Interface dataset entries

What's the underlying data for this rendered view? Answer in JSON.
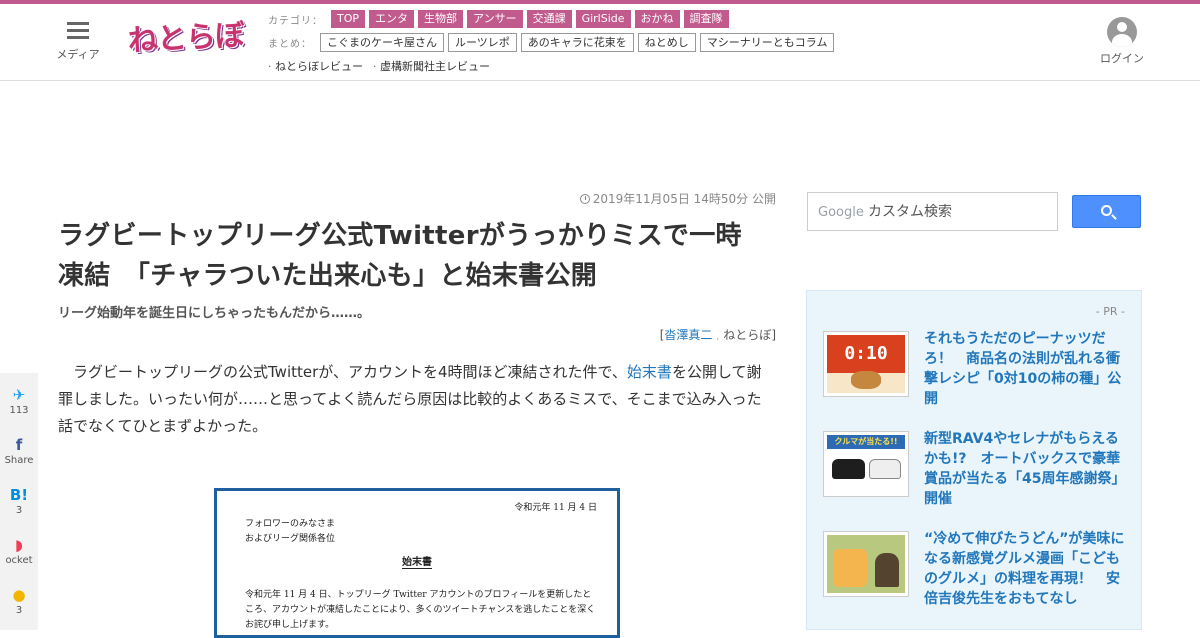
{
  "header": {
    "menu_label": "メディア",
    "logo_text": "ねとらぼ",
    "category_label": "カテゴリ：",
    "categories": [
      "TOP",
      "エンタ",
      "生物部",
      "アンサー",
      "交通課",
      "GirlSide",
      "おかね",
      "調査隊"
    ],
    "matome_label": "まとめ：",
    "matome": [
      "こぐまのケーキ屋さん",
      "ルーツレポ",
      "あのキャラに花束を",
      "ねとめし",
      "マシーナリーともコラム"
    ],
    "reviews": [
      "ねとらぼレビュー",
      "虚構新聞社主レビュー"
    ],
    "login_label": "ログイン"
  },
  "article": {
    "date": "2019年11月05日 14時50分 公開",
    "title_line1": "ラグビートップリーグ公式Twitterがうっかりミスで一時",
    "title_line2": "凍結　「チャラついた出来心も」と始末書公開",
    "subtitle": "リーグ始動年を誕生日にしちゃったもんだから……。",
    "byline_open": "[",
    "author": "沓澤真二",
    "byline_sep": ",",
    "publisher": "ねとらぼ",
    "byline_close": "]",
    "lede_part1": "ラグビートップリーグの公式Twitterが、アカウントを4時間ほど凍結された件で、",
    "lede_link": "始末書",
    "lede_part2": "を公開して謝罪しました。いったい何が……と思ってよく読んだら原因は比較的よくあるミスで、そこまで込み入った話でなくてひとまずよかった。"
  },
  "document": {
    "date": "令和元年 11 月 4 日",
    "to1": "フォロワーのみなさま",
    "to2": "およびリーグ関係各位",
    "title": "始末書",
    "body": "令和元年 11 月 4 日、トップリーグ Twitter アカウントのプロフィールを更新したところ、アカウントが凍結したことにより、多くのツイートチャンスを逃したことを深くお詫び申し上げます。"
  },
  "share": {
    "twitter_count": "113",
    "facebook_label": "Share",
    "hatena_count": "3",
    "pocket_label": "ocket",
    "comment_count": "3"
  },
  "search": {
    "google_label": "Google",
    "placeholder": "カスタム検索"
  },
  "pr": {
    "label": "- PR -",
    "items": [
      {
        "title": "それもうただのピーナッツだろ！　商品名の法則が乱れる衝撃レシピ「0対10の柿の種」公開",
        "thumb_text": "0:10"
      },
      {
        "title": "新型RAV4やセレナがもらえるかも!?　オートバックスで豪華賞品が当たる「45周年感謝祭」開催",
        "thumb_text": "クルマが当たる!!"
      },
      {
        "title": "“冷めて伸びたうどん”が美味になる新感覚グルメ漫画「こどものグルメ」の料理を再現！　安倍吉俊先生をおもてなし"
      }
    ]
  }
}
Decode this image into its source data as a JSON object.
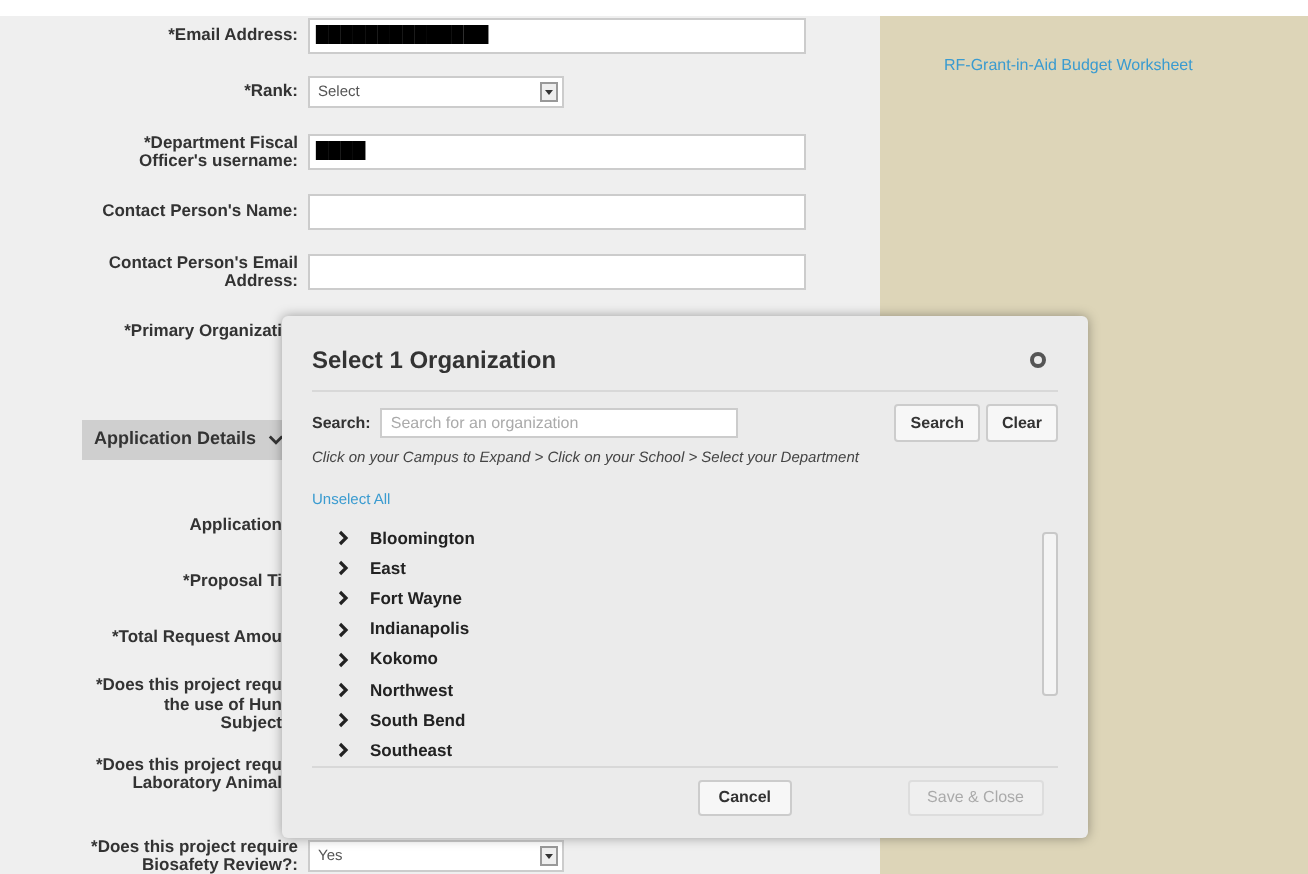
{
  "sidebar_link": "RF-Grant-in-Aid Budget Worksheet",
  "form_fields": [
    {
      "kind": "text",
      "label": [
        "*Email Address:"
      ],
      "value": "██████████████"
    },
    {
      "kind": "select",
      "label": [
        "*Rank:"
      ],
      "value": "Select"
    },
    {
      "kind": "text",
      "label": [
        "*Department Fiscal",
        "Officer's username:"
      ],
      "value": "████"
    },
    {
      "kind": "text",
      "label": [
        "Contact Person's Name:"
      ]
    },
    {
      "kind": "text",
      "label": [
        "Contact Person's Email",
        "Address:"
      ]
    },
    {
      "kind": "label",
      "label": [
        "*Primary Organizati"
      ]
    }
  ],
  "section": {
    "title": "Application Details",
    "expanded": true
  },
  "section_fields": [
    {
      "kind": "label",
      "label": [
        "Application"
      ]
    },
    {
      "kind": "label",
      "label": [
        "*Proposal Ti"
      ]
    },
    {
      "kind": "label",
      "label": [
        "*Total Request Amou"
      ]
    },
    {
      "kind": "label",
      "label": [
        "*Does this project requ",
        "the use of Hun",
        "Subject"
      ]
    },
    {
      "kind": "label",
      "label": [
        "*Does this project requ",
        "Laboratory Animal"
      ]
    },
    {
      "kind": "select",
      "label": [
        "*Does this project require",
        "Biosafety Review?:"
      ],
      "value": "Yes"
    }
  ],
  "dialog": {
    "title": "Select 1 Organization",
    "search_label": "Search:",
    "search_placeholder": "Search for an organization",
    "search_button": "Search",
    "clear_button": "Clear",
    "instructions": "Click on your Campus to Expand > Click on your School > Select your Department",
    "unselect_all": "Unselect All",
    "items": [
      {
        "label": "Bloomington",
        "expanded": false
      },
      {
        "label": "East",
        "expanded": false
      },
      {
        "label": "Fort Wayne",
        "expanded": false
      },
      {
        "label": "Indianapolis",
        "expanded": false
      },
      {
        "label": "Kokomo",
        "expanded": false
      },
      {
        "label": "Northwest",
        "expanded": false
      },
      {
        "label": "South Bend",
        "expanded": false
      },
      {
        "label": "Southeast",
        "expanded": false
      }
    ],
    "cancel_button": "Cancel",
    "save_button": {
      "label": "Save & Close",
      "disabled": true
    }
  }
}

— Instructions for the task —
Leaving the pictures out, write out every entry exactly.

— Solution —
What's the underlying data for this rendered view? Answer in JSON.
{
  "header": {
    "menu_label": "メディア",
    "logo_text": "ねとらぼ",
    "category_label": "カテゴリ：",
    "categories": [
      "TOP",
      "エンタ",
      "生物部",
      "アンサー",
      "交通課",
      "GirlSide",
      "おかね",
      "調査隊"
    ],
    "matome_label": "まとめ：",
    "matome": [
      "こぐまのケーキ屋さん",
      "ルーツレポ",
      "あのキャラに花束を",
      "ねとめし",
      "マシーナリーともコラム"
    ],
    "reviews": [
      "ねとらぼレビュー",
      "虚構新聞社主レビュー"
    ],
    "login_label": "ログイン"
  },
  "article": {
    "date": "2019年11月05日 14時50分 公開",
    "title_line1": "ラグビートップリーグ公式Twitterがうっかりミスで一時",
    "title_line2": "凍結　「チャラついた出来心も」と始末書公開",
    "subtitle": "リーグ始動年を誕生日にしちゃったもんだから……。",
    "byline_open": "[",
    "author": "沓澤真二",
    "byline_sep": ",",
    "publisher": "ねとらぼ",
    "byline_close": "]",
    "lede_part1": "ラグビートップリーグの公式Twitterが、アカウントを4時間ほど凍結された件で、",
    "lede_link": "始末書",
    "lede_part2": "を公開して謝罪しました。いったい何が……と思ってよく読んだら原因は比較的よくあるミスで、そこまで込み入った話でなくてひとまずよかった。"
  },
  "document": {
    "date": "令和元年 11 月 4 日",
    "to1": "フォロワーのみなさま",
    "to2": "およびリーグ関係各位",
    "title": "始末書",
    "body": "令和元年 11 月 4 日、トップリーグ Twitter アカウントのプロフィールを更新したところ、アカウントが凍結したことにより、多くのツイートチャンスを逃したことを深くお詫び申し上げます。"
  },
  "share": {
    "twitter_count": "113",
    "facebook_label": "Share",
    "hatena_count": "3",
    "pocket_label": "ocket",
    "comment_count": "3"
  },
  "search": {
    "google_label": "Google",
    "placeholder": "カスタム検索"
  },
  "pr": {
    "label": "- PR -",
    "items": [
      {
        "title": "それもうただのピーナッツだろ！　商品名の法則が乱れる衝撃レシピ「0対10の柿の種」公開",
        "thumb_text": "0:10"
      },
      {
        "title": "新型RAV4やセレナがもらえるかも!?　オートバックスで豪華賞品が当たる「45周年感謝祭」開催",
        "thumb_text": "クルマが当たる!!"
      },
      {
        "title": "“冷めて伸びたうどん”が美味になる新感覚グルメ漫画「こどものグルメ」の料理を再現！　安倍吉俊先生をおもてなし"
      }
    ]
  }
}
Decode this image into its source data as a JSON object.
{
  "sidebar_link": "RF-Grant-in-Aid Budget Worksheet",
  "form_fields": [
    {
      "kind": "text",
      "label": [
        "*Email Address:"
      ],
      "value": "██████████████"
    },
    {
      "kind": "select",
      "label": [
        "*Rank:"
      ],
      "value": "Select"
    },
    {
      "kind": "text",
      "label": [
        "*Department Fiscal",
        "Officer's username:"
      ],
      "value": "████"
    },
    {
      "kind": "text",
      "label": [
        "Contact Person's Name:"
      ]
    },
    {
      "kind": "text",
      "label": [
        "Contact Person's Email",
        "Address:"
      ]
    },
    {
      "kind": "label",
      "label": [
        "*Primary Organizati"
      ]
    }
  ],
  "section": {
    "title": "Application Details",
    "expanded": true
  },
  "section_fields": [
    {
      "kind": "label",
      "label": [
        "Application"
      ]
    },
    {
      "kind": "label",
      "label": [
        "*Proposal Ti"
      ]
    },
    {
      "kind": "label",
      "label": [
        "*Total Request Amou"
      ]
    },
    {
      "kind": "label",
      "label": [
        "*Does this project requ",
        "the use of Hun",
        "Subject"
      ]
    },
    {
      "kind": "label",
      "label": [
        "*Does this project requ",
        "Laboratory Animal"
      ]
    },
    {
      "kind": "select",
      "label": [
        "*Does this project require",
        "Biosafety Review?:"
      ],
      "value": "Yes"
    }
  ],
  "dialog": {
    "title": "Select 1 Organization",
    "search_label": "Search:",
    "search_placeholder": "Search for an organization",
    "search_button": "Search",
    "clear_button": "Clear",
    "instructions": "Click on your Campus to Expand > Click on your School > Select your Department",
    "unselect_all": "Unselect All",
    "items": [
      {
        "label": "Bloomington",
        "expanded": false
      },
      {
        "label": "East",
        "expanded": false
      },
      {
        "label": "Fort Wayne",
        "expanded": false
      },
      {
        "label": "Indianapolis",
        "expanded": false
      },
      {
        "label": "Kokomo",
        "expanded": false
      },
      {
        "label": "Northwest",
        "expanded": false
      },
      {
        "label": "South Bend",
        "expanded": false
      },
      {
        "label": "Southeast",
        "expanded": false
      }
    ],
    "cancel_button": "Cancel",
    "save_button": {
      "label": "Save & Close",
      "disabled": true
    }
  }
}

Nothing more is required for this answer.